"That's why we're selling 2,500 cups of coffee [per day]. Not because we have great coffee, but because we have Delores there."
Lazy operations managers and mathematically challenged CFOs look at hourly retail sales associates as labor expense. Competent operations managers and CFOs who aren't afraid of a little analysis realize a good sales associate should pay for herself. If you take your gross margin (price - the cost of the product) and compare it to your fully loaded labor cost (hourly wage plus benefits and taxes) for one employee, you can easily see whether its worth having an extra person on-board. The trick is the sales associate actually has to greet customers and be helpful in order to impact sales, an art form that sometimes seems lost in many of today's retail stores.
Gem #2: An edict does not equal action
There's at least one moment on every show when the executive is tempted to break cover and put the brakes on something shameful. Instead, they sneak away and call someone at corporate to make sure it gets fixed immediately. In this episode, DePinto called corporate after seeing a 7-Eleven manager try to get a maintenance visit scheduled to replace some lights, only to be told by the 7-Eleven support center that it would take a month. DePinto was also shocked to see the amount of food thrown away at another store, rather than donated to local charity programs 7-Eleven had established for that purpose.

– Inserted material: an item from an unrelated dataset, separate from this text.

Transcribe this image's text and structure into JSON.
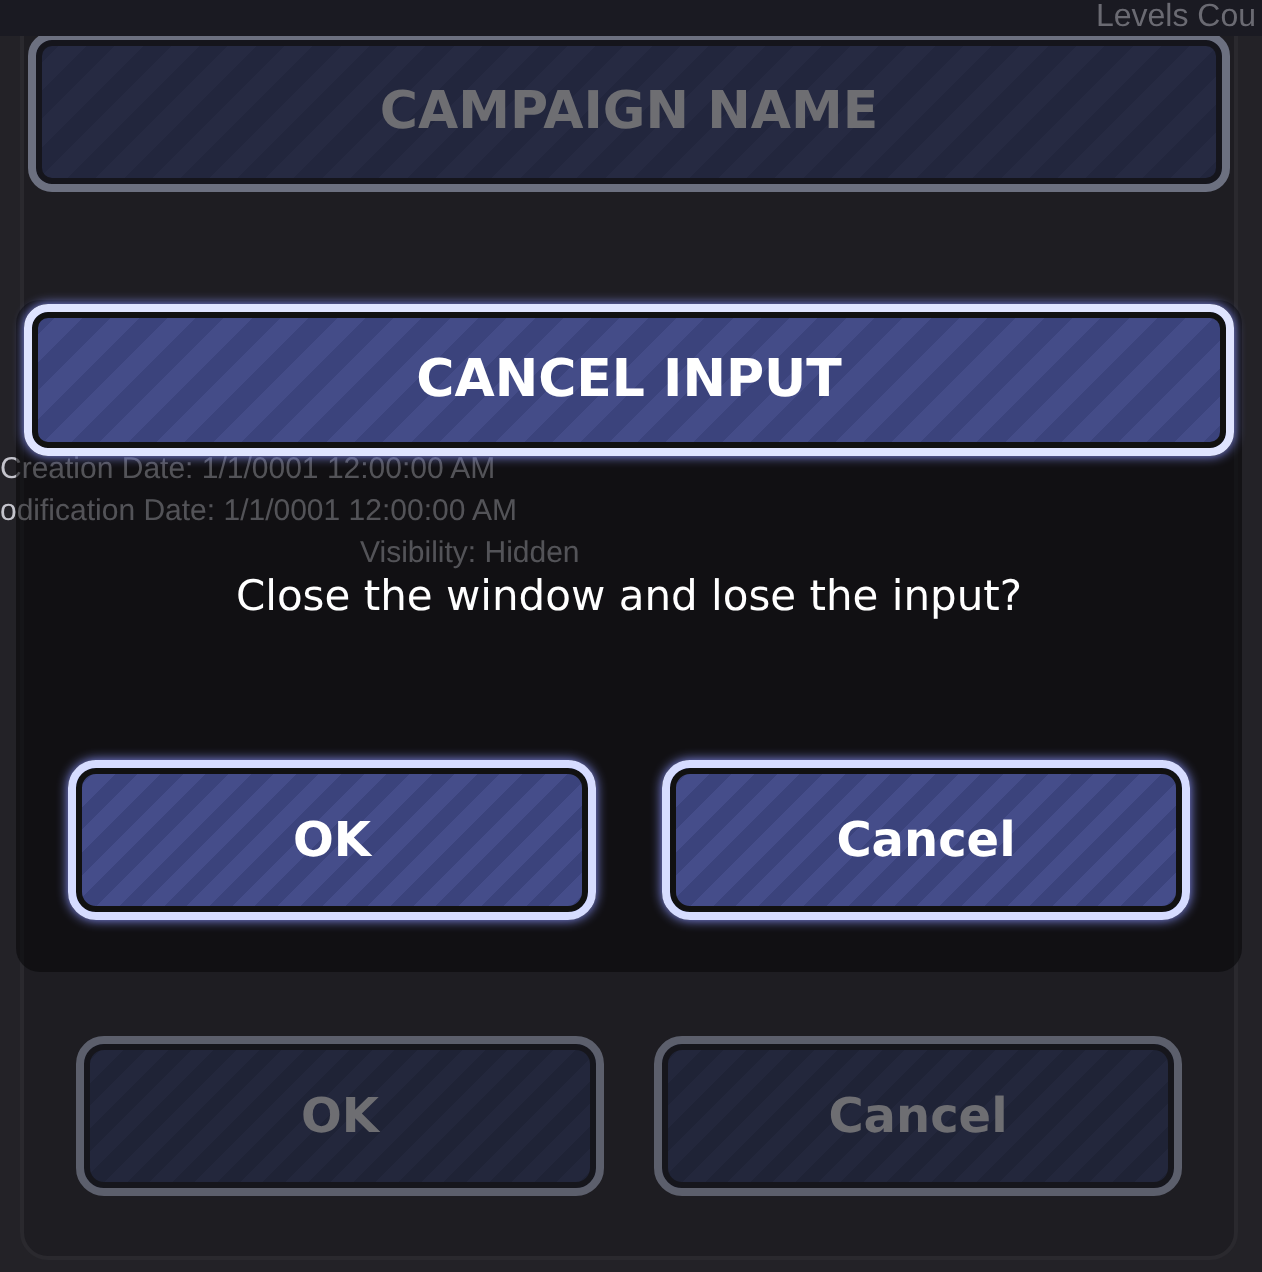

The lesson here is an executive edict does necessarily translate into obedient minions. You need real leadership to bridge the gap between policy and your frontline employees. A written policy alone doesn't cut it.
The memo, email, or other written form of communication is hailed by executives as "efficient". Participants in my Performance Management workshops often tell me they don't have the time to check in with their employees or ensure their policies are understood, so they rely on the mass-distribution capabilities of the email. The counterpoint is when employees don't understand the policy or simply ignore it. Then that "efficient" communication becomes inefficient and worthless.
Gem #3: Frontline work is hard!
Each executive has struggled to keep up with the pace of the frontline jobs they try on the show. DePinto flailed and fumbled his way through a shift at the coffee bar with Delores, an older woman who worked circles around him. At another store, one of the employees remarks that the undercover DePinto doesn't work very hard and seems a bit lazy. Ouch!
At the end of the show, one of DePinto's executives asked him if he had learned anything by going undercover that he couldn't have learned as Joe DePinto. His on camera answer seemed edited out because it was so vanilla. The real lesson could be that these jobs are difficult!